There is a line containing "Give me the" in the records below. Repeat it and every line after it, exactly, through the final line, but no pictures.

***** RECORDS TO USE *****

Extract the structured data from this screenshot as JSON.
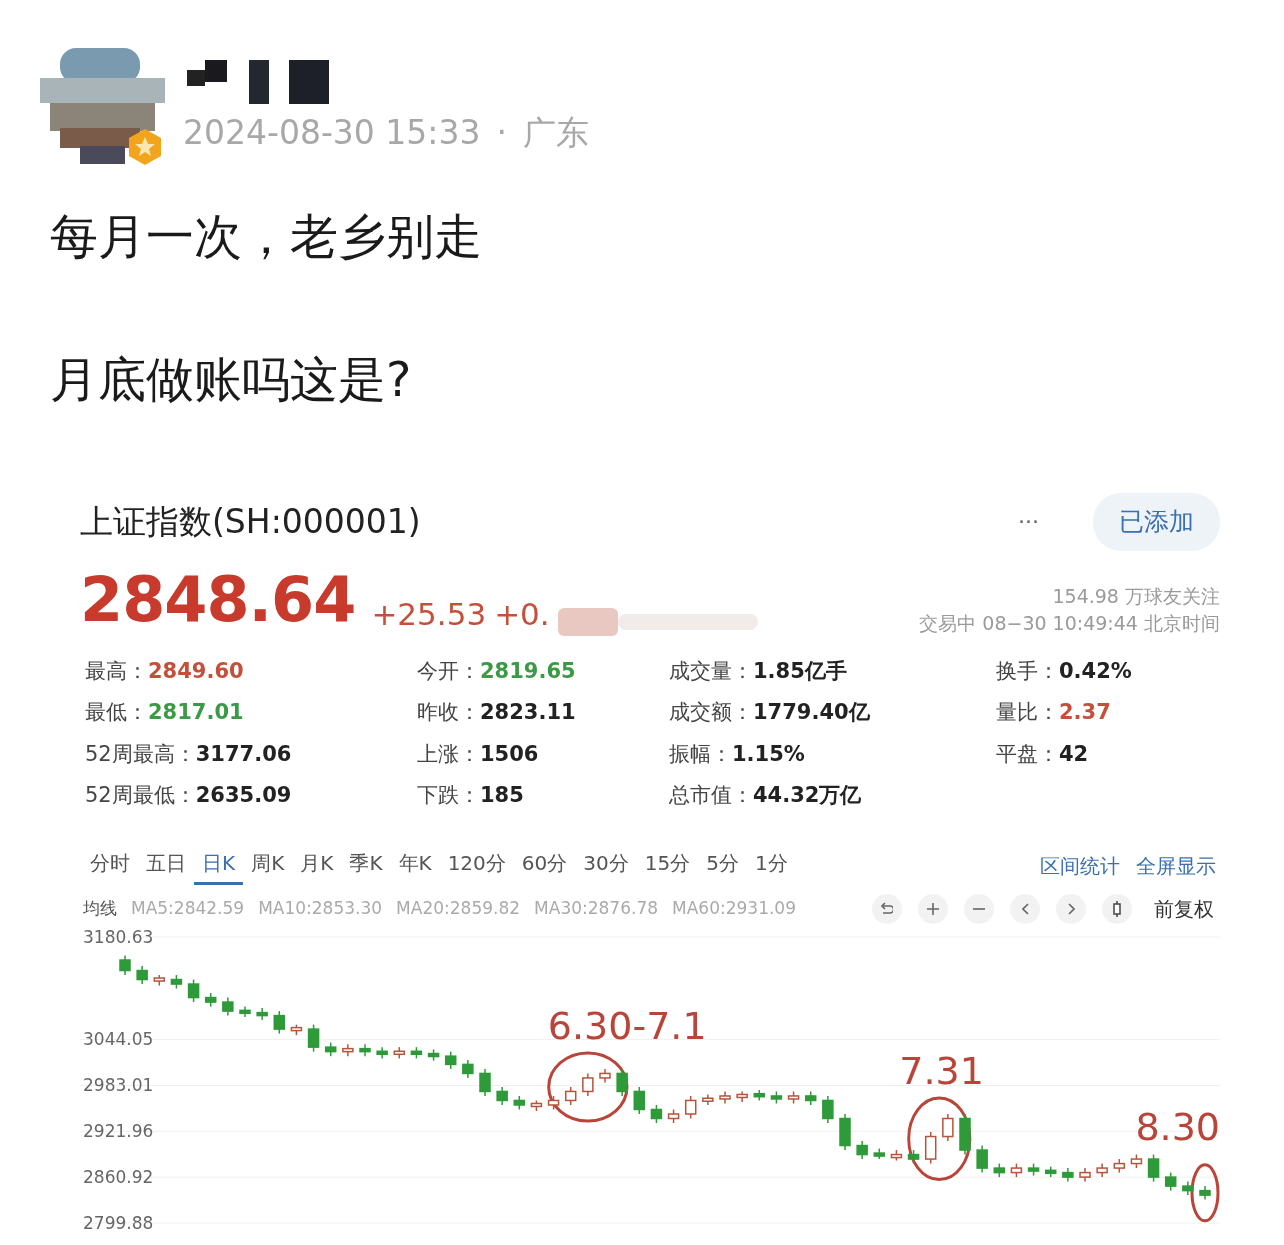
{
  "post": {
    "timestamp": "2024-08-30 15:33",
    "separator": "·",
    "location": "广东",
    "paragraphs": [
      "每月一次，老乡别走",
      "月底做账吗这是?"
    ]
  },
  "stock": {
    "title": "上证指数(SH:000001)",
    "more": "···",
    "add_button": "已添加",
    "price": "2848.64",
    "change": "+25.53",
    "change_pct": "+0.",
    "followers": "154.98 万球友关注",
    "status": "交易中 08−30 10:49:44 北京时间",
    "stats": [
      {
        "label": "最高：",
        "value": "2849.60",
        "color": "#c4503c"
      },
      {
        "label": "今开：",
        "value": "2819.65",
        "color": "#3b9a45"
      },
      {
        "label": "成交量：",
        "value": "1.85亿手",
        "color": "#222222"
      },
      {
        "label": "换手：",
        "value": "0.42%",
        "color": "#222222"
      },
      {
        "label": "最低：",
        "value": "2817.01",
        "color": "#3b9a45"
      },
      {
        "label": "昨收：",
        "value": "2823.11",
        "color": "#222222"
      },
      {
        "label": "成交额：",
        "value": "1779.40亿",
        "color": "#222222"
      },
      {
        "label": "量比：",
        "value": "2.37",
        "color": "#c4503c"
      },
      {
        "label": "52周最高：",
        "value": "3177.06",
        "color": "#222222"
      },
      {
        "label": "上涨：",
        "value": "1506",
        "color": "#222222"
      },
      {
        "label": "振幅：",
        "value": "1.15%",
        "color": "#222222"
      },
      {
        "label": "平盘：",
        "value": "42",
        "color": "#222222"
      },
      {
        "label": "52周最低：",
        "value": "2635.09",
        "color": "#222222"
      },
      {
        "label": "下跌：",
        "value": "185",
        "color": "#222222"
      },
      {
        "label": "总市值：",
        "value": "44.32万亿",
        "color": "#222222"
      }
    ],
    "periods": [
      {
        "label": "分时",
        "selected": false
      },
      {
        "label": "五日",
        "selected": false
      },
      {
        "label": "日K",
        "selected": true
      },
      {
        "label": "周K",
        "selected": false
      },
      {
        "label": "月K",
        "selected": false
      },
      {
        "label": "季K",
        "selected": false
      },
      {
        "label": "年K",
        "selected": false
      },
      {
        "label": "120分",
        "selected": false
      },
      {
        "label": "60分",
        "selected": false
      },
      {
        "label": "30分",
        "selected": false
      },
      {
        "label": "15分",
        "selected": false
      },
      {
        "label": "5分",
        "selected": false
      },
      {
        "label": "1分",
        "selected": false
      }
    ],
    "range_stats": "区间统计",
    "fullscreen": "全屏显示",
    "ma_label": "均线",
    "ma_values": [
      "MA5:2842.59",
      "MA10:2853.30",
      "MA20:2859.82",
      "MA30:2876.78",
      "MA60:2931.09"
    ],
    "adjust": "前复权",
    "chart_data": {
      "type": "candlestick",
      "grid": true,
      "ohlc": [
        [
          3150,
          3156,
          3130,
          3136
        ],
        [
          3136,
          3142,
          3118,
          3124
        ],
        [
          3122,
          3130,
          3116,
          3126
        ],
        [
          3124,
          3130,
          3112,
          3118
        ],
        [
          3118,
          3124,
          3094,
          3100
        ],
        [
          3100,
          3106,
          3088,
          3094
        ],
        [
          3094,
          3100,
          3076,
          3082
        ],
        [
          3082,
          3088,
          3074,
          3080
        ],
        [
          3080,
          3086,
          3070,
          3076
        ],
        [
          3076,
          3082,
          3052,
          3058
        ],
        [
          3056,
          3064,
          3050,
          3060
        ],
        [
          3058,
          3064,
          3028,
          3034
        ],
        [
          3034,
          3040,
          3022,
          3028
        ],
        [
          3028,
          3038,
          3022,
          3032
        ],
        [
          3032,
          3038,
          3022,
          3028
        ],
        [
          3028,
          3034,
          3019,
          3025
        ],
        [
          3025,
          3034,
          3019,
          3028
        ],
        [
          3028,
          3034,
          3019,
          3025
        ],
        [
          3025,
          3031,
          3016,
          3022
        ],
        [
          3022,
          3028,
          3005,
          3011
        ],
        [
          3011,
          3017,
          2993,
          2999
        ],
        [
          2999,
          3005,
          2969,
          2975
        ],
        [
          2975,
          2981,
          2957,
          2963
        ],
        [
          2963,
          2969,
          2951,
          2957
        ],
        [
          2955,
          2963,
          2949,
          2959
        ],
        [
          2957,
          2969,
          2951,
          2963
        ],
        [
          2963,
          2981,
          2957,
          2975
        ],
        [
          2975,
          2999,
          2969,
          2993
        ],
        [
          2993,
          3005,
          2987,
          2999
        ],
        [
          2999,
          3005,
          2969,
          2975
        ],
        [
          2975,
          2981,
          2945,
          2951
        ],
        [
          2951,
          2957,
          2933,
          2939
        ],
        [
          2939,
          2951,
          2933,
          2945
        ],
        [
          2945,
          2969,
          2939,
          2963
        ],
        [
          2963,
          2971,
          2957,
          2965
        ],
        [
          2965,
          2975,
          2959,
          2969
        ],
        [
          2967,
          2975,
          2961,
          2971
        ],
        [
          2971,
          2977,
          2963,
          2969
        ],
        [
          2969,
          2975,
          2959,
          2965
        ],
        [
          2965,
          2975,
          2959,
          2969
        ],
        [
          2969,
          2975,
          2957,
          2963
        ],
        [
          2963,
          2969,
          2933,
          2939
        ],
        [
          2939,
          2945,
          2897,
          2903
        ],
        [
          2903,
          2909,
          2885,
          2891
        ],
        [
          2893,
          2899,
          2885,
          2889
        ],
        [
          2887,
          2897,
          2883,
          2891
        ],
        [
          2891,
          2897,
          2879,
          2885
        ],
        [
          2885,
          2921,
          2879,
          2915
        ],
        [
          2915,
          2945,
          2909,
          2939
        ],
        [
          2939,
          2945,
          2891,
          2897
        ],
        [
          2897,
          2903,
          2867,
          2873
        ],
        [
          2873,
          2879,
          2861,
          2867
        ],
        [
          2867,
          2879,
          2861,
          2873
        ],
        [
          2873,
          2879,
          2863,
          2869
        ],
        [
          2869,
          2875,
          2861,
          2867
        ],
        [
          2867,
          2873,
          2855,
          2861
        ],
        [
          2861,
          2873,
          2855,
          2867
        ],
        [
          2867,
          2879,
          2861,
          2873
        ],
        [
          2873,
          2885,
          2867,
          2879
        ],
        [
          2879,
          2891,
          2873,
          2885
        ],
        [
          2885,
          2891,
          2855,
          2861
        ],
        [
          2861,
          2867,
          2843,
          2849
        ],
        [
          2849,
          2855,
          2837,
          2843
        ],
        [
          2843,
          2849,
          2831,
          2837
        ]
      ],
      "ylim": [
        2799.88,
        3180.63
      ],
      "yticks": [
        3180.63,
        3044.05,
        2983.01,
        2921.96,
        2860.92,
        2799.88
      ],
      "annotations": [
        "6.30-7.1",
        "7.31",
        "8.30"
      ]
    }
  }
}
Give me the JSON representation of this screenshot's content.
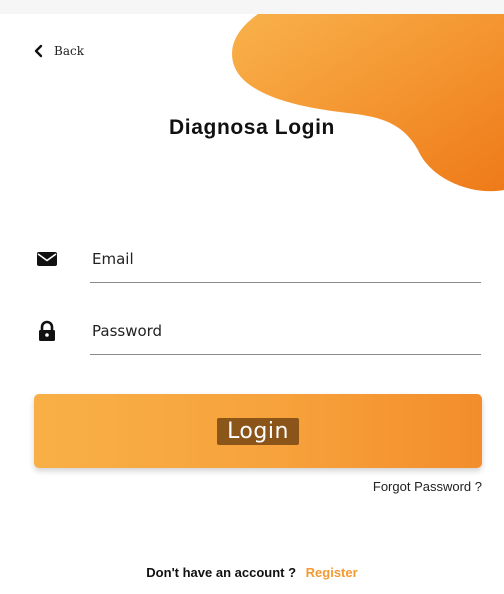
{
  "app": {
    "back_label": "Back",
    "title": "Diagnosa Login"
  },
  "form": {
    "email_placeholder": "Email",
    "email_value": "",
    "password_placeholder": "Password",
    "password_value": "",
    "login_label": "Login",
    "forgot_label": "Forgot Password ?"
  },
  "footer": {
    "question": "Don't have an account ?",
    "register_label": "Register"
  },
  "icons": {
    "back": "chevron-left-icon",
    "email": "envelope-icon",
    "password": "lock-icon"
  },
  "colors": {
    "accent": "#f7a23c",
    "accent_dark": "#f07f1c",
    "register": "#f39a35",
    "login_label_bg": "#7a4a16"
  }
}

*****

▶ EXERCISE SOLUTION:
Give me the JSON representation of this screenshot's content.
{
  "app": {
    "back_label": "Back",
    "title": "Diagnosa Login"
  },
  "form": {
    "email_placeholder": "Email",
    "email_value": "",
    "password_placeholder": "Password",
    "password_value": "",
    "login_label": "Login",
    "forgot_label": "Forgot Password ?"
  },
  "footer": {
    "question": "Don't have an account ?",
    "register_label": "Register"
  },
  "icons": {
    "back": "chevron-left-icon",
    "email": "envelope-icon",
    "password": "lock-icon"
  },
  "colors": {
    "accent": "#f7a23c",
    "accent_dark": "#f07f1c",
    "register": "#f39a35",
    "login_label_bg": "#7a4a16"
  }
}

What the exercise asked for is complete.